So it goes; and so some will ask, if Nuland’s husband and his neocon-royalty family will really have meaningful influence on how her suit of the "political affairs" under her under-secretarial charge at State? It’s hard to say, of course, but count this author a firm believer that the personal is, in fact, often political – and possessing enough of the historians eye to know that informal and romantic relationships are often uncomfortably impactful. Look no further than Sarah Polk crafting speeches and correspondence for her Mexico-conquering husband; Edith Wilson basically taking control of the presidency after Woodrow’s publicly-downplayed stroke; or even Nancy Reagan turning "to the stars" – well, an astrologer – to time everything from White House meetings, travel, and even Ronnie’s cancer surgery.

Besides, Nuland has paved a hawkish enough path of her own these last three decades to raise five-alarm fire bells. Just one pesky problem: thanks to Biden’s batch of other picks, there’ll be only interventionist arsonists running the response. That is, the rest of Joe’s almost absurdly incestuous lot – a sort of best friends gang that joins all the same clubs.

Take the Truman Center for National Policy, and its "membership of diverse leaders inspired to serve in the aftermath of 9/11 and committed to shaping and advocating for tough, smart national security solutions." Well, some of those members committed to – unneeded and counterproductively chickenhawk – toughness include: passed over defense secretary prospect Michele Flournoy, (formerly) Hunter Biden, Vice President-elect Kamala Harris, deputy defense secretary nominee Kathleen Hicks, and secretary of transportation nominee Pete Buttigieg. In other words, their’s is a small world full of small thinking masquerading as big ideas. And that, babies, is a formula for four more years of failure.

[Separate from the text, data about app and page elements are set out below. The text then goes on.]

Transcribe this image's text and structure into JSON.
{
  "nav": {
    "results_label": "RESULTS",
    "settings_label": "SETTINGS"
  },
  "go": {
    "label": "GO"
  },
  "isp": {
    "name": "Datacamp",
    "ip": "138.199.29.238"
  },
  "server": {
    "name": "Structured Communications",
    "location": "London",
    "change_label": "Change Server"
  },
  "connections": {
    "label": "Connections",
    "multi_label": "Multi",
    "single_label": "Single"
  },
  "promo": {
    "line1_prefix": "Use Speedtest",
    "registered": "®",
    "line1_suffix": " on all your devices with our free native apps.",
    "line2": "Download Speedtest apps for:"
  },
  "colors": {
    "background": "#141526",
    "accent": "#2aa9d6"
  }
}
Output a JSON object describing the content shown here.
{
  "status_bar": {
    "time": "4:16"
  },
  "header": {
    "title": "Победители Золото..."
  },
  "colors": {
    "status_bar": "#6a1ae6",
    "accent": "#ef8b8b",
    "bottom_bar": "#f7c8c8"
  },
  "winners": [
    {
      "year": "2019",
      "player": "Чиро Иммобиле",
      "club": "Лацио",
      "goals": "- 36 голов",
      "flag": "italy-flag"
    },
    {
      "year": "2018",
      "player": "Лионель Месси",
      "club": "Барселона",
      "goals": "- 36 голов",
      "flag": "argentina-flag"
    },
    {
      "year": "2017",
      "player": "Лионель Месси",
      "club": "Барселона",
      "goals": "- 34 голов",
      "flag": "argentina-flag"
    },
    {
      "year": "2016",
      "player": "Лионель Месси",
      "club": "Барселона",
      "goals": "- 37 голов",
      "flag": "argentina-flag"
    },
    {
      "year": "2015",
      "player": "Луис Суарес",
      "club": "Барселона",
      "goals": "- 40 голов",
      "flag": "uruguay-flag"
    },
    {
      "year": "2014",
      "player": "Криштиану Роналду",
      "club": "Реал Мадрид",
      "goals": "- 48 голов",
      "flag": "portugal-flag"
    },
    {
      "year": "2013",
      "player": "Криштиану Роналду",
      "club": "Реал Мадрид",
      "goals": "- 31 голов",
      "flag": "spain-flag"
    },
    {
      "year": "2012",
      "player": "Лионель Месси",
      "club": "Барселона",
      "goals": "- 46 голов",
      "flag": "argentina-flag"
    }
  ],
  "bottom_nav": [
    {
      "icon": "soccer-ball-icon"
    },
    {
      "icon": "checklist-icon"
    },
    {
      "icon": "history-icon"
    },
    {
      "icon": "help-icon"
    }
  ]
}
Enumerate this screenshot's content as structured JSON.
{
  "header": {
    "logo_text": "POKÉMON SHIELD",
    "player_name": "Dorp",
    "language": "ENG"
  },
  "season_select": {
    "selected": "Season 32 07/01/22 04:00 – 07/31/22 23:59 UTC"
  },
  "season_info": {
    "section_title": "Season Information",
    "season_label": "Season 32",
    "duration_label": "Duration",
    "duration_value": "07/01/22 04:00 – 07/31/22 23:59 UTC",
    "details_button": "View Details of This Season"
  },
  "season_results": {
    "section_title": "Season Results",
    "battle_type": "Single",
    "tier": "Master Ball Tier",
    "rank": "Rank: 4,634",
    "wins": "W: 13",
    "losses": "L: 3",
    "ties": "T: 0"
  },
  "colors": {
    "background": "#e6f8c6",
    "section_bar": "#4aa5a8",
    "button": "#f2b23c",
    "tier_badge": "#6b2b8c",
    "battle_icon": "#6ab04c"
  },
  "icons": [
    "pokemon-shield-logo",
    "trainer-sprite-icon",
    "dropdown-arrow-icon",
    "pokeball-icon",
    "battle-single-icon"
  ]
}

PS: this like to thank Wikipedia for providing easy and speedy access to the basic backstory and context that most mainstream media has been willfully ignoring – even before this Wednesday’s MAGA-madness at the Capitol…

Danny Sjursen is a retired U.S. Army officer, senior fellow at the Center for International Policy (CIP), contributing editor at, and director of the new Eisenhower Media Network (EMN). His work has appeared in the NY Times, LA Times, The Nation, Huff Post, The Hill, Salon, The American Conservative, Mother Jones, Scheer Post and Tom Dispatch, among other publications. He served combat tours in Iraq and Afghanistan and later taught history at West Point. He is the author of a memoir and critical analysis of the Iraq War, Ghostriders of Baghdad: Soldiers, Civilians, and the Myth of the Surge and Patriotic Dissent: America in the Age of Endless War. Along with fellow vet Chris "Henri" Henriksen, he co-hosts the podcast “Fortress on a Hill.” Follow him on Twitter @SkepticalVet and on his website for media requests and past publications.

Copyright 2020 Danny Sjursen